Requirement >> Copy out, from the entries below, each line holding the string "index".

§

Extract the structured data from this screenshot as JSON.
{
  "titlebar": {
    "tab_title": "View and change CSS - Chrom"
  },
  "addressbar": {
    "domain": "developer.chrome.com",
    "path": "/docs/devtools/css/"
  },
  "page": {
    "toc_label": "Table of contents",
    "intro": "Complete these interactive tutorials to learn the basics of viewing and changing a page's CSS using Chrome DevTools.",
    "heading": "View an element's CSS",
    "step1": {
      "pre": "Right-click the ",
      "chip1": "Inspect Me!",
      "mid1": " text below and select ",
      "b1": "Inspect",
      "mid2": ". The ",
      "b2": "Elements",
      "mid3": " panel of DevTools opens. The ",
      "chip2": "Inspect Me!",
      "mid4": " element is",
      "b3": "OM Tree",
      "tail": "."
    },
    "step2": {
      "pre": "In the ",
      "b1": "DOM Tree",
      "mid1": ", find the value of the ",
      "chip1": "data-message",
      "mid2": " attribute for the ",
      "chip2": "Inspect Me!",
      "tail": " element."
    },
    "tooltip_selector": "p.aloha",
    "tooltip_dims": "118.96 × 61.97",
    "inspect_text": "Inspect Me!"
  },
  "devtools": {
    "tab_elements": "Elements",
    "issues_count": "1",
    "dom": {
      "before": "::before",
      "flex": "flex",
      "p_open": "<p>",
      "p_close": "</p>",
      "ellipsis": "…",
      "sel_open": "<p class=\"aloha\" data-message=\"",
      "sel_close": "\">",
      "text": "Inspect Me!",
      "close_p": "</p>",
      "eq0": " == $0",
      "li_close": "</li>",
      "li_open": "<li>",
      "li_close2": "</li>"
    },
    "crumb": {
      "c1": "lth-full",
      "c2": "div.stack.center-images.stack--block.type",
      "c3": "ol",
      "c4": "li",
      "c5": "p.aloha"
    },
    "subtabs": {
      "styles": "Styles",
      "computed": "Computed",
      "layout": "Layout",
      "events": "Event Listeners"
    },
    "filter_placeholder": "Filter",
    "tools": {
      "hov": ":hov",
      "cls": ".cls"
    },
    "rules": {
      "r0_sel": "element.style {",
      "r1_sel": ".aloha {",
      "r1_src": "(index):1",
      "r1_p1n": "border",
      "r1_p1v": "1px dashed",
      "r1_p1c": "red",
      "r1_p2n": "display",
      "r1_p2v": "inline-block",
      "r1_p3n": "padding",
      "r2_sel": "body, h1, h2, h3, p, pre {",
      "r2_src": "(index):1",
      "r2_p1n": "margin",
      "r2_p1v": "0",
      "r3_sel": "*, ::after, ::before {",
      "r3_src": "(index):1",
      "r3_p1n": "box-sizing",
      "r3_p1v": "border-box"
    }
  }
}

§

Response >>
      "r1_src": "(index):1",
      "r2_src": "(index):1",
      "r3_src": "(index):1",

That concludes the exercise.